▶ [What you have to do]:
Copy out all the lines of the data that hold the word "cargo".
START Task material
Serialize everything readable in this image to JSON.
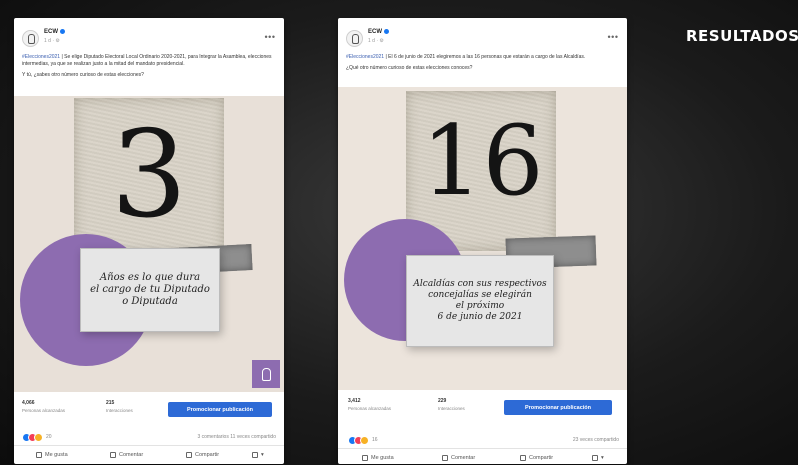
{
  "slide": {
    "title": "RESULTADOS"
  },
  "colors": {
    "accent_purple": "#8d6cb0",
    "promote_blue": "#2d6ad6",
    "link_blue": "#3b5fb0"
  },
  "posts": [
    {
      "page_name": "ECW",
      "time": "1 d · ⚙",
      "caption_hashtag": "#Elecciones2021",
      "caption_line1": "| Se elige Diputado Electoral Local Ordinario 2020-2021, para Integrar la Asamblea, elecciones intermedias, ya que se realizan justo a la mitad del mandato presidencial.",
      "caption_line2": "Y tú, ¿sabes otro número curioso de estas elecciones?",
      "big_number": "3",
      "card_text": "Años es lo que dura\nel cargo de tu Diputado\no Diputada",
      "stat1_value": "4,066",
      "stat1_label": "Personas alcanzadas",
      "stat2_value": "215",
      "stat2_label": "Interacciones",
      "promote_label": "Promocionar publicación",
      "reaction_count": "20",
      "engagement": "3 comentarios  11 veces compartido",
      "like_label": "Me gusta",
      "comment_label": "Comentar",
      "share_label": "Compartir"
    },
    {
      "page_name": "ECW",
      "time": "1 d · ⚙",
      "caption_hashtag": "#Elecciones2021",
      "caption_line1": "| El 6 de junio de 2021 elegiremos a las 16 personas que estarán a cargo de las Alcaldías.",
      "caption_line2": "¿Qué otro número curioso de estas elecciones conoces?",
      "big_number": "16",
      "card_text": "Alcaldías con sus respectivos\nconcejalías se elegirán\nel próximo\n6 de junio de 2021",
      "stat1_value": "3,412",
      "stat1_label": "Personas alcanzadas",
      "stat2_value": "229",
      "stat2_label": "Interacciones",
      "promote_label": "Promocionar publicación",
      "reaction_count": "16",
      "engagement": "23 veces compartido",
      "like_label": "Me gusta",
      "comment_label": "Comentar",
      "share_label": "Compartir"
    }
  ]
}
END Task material
▶ [Answer space]:
      "card_text": "Años es lo que dura\nel cargo de tu Diputado\no Diputada",
      "caption_line1": "| El 6 de junio de 2021 elegiremos a las 16 personas que estarán a cargo de las Alcaldías.",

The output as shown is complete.